Sports: Kansas City Chiefs Football Club (NFL); the Kansas City Royals Baseball Club (MLB); the Wizards (MLS); the T-Bones (minor league baseball); the Brigade (arena football); the University of Kansas Jayhawks; University of Missouri Tigers; Kansas State Wildcats; University of Missouri-Kansas City "Kanga Roos"; the Kansas Speedway; the Woodlands race track; the Champions Tour Golf Tournament; and the Guardians Classic Basketball Tournament
Major Annual Events: Blues and Jazz Festival, American Royal, Big 12 Conference Playoffs, Plaza Art Fair, Country Club Plaza Holiday Lighting Ceremony on Thanksgiving, St. Patrick's Day Parade
Tourist Attractions: Kansas City Zoo, Worlds of Fun, Oceans of Fun, Science City at Union Station, Truman Presidential Museum & Library, Country Club Plaza, City Market, Riverboat Museum, Casino Gambling, Kansas Speedway, Kansas City professional sports, Jesse James Farm and Museum, the National Frontier Trails Center, and Liberty Memorial and WWI Museum
Recreation: The Kansas City area has 41 public and 21 private golf courses, 61 public swimming pools, 109 tennis facilities, 22 country clubs, 600 parks (28 with 250 acres or more), 400 shopping areas, 24 public lakes and 162 indoor movie theaters.
Nightlife: The Kansas City area sports a thriving nightlife district known as Westport, as well as a variety of clubs, bars and casinos throughout the city.
Claim to Fame: Kansas City is ranked first in the nation in underground storage space, claiming the largest underground business facility in the world.
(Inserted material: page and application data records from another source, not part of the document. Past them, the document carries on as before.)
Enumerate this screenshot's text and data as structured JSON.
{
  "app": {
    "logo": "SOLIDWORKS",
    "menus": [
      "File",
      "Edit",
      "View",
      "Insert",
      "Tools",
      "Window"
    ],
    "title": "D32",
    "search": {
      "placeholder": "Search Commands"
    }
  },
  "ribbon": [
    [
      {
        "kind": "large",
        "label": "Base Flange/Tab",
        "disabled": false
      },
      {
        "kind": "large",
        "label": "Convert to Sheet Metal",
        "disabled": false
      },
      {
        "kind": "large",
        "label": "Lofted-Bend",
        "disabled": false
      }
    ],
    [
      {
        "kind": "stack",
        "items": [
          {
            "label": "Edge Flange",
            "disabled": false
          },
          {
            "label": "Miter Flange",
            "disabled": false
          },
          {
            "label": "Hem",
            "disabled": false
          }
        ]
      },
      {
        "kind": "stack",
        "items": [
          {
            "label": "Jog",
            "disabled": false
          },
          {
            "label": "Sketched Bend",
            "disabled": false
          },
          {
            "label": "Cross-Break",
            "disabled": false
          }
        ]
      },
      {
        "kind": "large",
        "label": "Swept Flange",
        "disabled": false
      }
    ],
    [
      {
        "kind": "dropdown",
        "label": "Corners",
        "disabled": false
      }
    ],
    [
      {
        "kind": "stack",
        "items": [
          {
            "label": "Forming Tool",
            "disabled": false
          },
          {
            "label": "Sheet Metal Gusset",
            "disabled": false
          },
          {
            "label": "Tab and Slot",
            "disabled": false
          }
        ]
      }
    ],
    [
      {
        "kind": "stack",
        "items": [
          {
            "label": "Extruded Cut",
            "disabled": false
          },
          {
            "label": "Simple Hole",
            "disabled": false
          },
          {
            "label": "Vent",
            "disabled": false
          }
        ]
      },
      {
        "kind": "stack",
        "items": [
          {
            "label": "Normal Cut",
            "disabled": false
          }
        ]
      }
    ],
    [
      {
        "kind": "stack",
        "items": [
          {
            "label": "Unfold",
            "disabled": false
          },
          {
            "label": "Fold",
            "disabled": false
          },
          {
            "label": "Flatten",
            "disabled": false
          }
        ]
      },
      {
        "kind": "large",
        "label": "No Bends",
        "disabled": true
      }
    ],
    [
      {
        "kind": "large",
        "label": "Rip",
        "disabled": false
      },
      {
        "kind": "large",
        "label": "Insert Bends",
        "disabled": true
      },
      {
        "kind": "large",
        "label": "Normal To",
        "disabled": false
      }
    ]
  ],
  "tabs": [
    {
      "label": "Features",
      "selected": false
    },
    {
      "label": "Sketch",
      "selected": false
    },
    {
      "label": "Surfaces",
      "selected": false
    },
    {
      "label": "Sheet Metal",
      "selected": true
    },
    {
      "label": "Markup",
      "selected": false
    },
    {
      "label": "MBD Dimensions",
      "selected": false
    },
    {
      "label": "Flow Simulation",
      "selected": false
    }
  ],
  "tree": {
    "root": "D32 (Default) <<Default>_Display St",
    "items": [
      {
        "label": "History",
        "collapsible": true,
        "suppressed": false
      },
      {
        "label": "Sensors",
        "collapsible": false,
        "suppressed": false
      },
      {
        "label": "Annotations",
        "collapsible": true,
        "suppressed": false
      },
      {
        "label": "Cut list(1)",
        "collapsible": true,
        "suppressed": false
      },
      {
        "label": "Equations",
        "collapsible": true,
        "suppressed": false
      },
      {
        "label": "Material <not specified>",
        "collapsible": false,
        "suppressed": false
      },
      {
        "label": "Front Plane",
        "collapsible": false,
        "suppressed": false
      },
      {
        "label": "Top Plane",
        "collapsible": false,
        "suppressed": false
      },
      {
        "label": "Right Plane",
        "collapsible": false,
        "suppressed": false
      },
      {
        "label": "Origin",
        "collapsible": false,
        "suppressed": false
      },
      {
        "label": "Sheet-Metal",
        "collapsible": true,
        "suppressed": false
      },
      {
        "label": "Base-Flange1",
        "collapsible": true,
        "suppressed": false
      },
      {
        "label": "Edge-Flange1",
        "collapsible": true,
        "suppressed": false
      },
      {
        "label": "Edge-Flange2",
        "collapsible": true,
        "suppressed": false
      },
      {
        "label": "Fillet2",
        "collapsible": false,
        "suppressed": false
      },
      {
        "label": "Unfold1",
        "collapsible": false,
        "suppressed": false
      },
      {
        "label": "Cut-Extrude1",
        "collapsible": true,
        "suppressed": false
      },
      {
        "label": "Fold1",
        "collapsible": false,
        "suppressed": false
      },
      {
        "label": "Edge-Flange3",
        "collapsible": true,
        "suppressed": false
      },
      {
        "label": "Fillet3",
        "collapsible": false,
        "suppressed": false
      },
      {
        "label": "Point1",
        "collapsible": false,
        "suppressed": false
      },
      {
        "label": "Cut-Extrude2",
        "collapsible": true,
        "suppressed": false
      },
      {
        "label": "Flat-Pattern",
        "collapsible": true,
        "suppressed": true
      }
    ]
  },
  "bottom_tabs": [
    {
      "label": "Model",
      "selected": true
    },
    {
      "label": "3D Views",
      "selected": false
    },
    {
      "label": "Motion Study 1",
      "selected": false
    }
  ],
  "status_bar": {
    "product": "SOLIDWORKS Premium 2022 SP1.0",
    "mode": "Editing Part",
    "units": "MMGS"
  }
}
Kansas City is the largest rail hub in America and has two of the top-five most productive auto plants in North America (Harbour Report). Kansas City ranks 12th in "Best Cities and States for Business Attraction" ("Expansion Management"); third in the number of festivals, fairs and cultural gatherings per capita; third for large metro areas ideal for relocating families (Worldwide ERC); fifth in value-priced vacation destination (Hotwire); and first and fourth in two lists of the nation's most underrated cities (Los Angeles Times, MSNBC). Aviator Charles Lindbergh founded TWA in Kansas City, and local aviatrix Amelia Earheart rode the inaugural cross-country flight. Kansas City inventors created the McDonald's Happy Meal, Teflon, Rival crock pots, jazz jam sessions, the fire pole, M&M candy coating and Eskimo Pies.
Famous Citizens: Director Robert Altman; actors Ed Asner, Don Cheadle, Wallace Beery, Eddie Griffin and Chris Cooper; artists Thomas Hart Benton and George Caleb Bingham; football Hall-of-Famer Len Dawson and baseball Hall-of-Famers Leroy "Satchel" Paige and George Brett; Olympic gold medalist Maurice Green; pro golfer Tom Watson; basketball inventor James Naismith; actresses Jean Harlow, Joan Crawford, Betty Lynn and Dee Wallace-Stone; outlaw Jesse James; musicians Charlie "Bird" Parker, Lester Young, Count Basie, Burt Bacharach and Eminem; dancer Ginger Rogers; baseball manager Caey Stengel; President Harry Truman, cartoonist Walt Disney (modeled Mickey Mouse on a roommate during his KC days); and author Ernest Hemingway
Trivia: Kansas City, not St. Louis, is the true Gateway to the West, the launching point for three famous overland trails -- the Santa Fe, California and Oregon. It's also the one-time watering hold, hideout and/or final resting place for outlaws and lawmen including Jesse James, Billy the Kid, William Quantrill, Wyatt Earp, Wild Bill Hickock, Frank Nash, Bonnie & Clyde and Bugs Moran (Al Capone's target for the St. Valentine's Day massacre -- he escaped). It also lays claim to the birthplace of beef steak -- most steaks today come from Herefords, first introduced at Kansas City's American Royal. And although Texans disagree, legend has it that Charles Hyer of Olathe, a Kansas City suburb, was the first to invent the cowboy boot.
Area Information: Kansas City Convention and Visitor Association, 816-221-5254; Greater Kansas City Chamber of Commerce, 816-221-2424; Kansas City Area Development Council, 816-221-2121.
Recent Issues of the Newspaper: For issues within one year, call 816-234-4110.